It is also claimed that he brought in the Christmas celebration, as a Christianized version of the winter solstice. This is almost certainly untrue. The record of Justin Martyr is readily available online and proves that Christians met on Sunday from the earliest times. There are also records from at least 215AD that some Christians (namely Hippolytus, and we can assume he was speaking for others) believed Jesus to have been born on December 25th. That’s 100 years before Constantine.

Hippolytus said: “The First Advent of our Lord in the flesh occurred when He was born in Bethlehem, was December 25th, a Wednesday, while Augustus was in his forty-second year, which is five thousand and five hundred years  from Adam.
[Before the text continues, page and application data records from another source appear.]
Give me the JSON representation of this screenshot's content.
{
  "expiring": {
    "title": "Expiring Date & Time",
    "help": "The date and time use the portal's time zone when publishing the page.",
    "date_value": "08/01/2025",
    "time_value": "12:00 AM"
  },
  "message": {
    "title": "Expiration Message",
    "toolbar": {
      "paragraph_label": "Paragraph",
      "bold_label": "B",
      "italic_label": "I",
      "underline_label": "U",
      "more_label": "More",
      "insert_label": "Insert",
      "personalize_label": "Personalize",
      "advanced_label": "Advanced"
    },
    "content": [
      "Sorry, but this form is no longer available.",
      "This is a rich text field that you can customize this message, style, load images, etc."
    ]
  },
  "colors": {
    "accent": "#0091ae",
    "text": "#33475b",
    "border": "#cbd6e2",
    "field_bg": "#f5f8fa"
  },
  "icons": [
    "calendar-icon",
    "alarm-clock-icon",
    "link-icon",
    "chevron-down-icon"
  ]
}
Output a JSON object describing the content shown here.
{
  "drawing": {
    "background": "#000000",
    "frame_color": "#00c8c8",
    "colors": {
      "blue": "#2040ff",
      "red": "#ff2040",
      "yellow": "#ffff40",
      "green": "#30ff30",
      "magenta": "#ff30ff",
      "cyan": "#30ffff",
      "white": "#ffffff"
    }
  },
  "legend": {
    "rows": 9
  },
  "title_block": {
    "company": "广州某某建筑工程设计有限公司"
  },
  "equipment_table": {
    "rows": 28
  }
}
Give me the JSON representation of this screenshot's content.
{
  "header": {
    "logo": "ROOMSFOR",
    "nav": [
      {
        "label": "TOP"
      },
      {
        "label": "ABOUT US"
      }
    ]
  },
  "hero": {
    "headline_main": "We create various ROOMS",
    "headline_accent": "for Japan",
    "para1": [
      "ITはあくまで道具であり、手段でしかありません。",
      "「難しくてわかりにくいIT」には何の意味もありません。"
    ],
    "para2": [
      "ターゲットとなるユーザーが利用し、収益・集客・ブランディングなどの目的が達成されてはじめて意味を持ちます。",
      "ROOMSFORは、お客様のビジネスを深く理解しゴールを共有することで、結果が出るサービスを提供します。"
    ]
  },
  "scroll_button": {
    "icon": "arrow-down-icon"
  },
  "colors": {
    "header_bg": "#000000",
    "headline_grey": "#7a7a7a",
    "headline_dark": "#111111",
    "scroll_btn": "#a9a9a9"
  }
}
He suffered in the thirty-third year, March 25th, Friday, the eighteenth year of Tiberius Caesar, while Rufus and Roubellion were Consuls.” Saint Hippolytus of Rome: Commentary on Daniel

There is an interesting website which deals just with that issue. I can’t post the exact address as YouTube will block it but it’s called Dec25th info. Very interesting.

One point that always seems to be brought up, and one that swayed me for the longest time, that is until I simply looked it up, is that it would have been far to cold for shepherds to be out in an during December in Israel. But is that true? Not according to this website:

www.myweather2.com/City-Town/Israel/Bethlehem/climate-profile.aspx?month=12

The average given is 15C during the day and about 6C at night. That’s the average for our autumn. Yes, it is cold, but not Canada cold. My wife is from Brazil. That’s a little colder than it gets there in winter (average is about 8C at night she tells me). And from experience all I needed was a jumper.

Consider another interesting point in this regard as I close on this matter. St. Patrick, who evangelized my country of Ireland, was captured by Irish pirates and enslaved on the mountains of Kerry or somewhere like that. He was out there all day, everyday with no shelter, and without adequate clothing for around 6 years. West Ireland winters are not like Israeli ones. Believe me!

So did Constantine paganize Christianity? Perhaps. But not out of evil intent I am convinced. The Church let down her guard after the Empire converted and there was a rush of conversions to the new favoured religion. Gone were the days of sacrificial living and martyrdom for the Name of Jesus. But it is also true that the Church Christianized the Empire. Yes, we are still suffering the after-effects of a Constantinian Hybrid. A Church-State monster, but let’s not get carried away with reactionary revisionist history, conspiracy theories based on nothing but our own delusions and hate, and our precious little pet doctrines. As followers of Christ, truth must be our goal. And sometimes the truth is uncomfortable.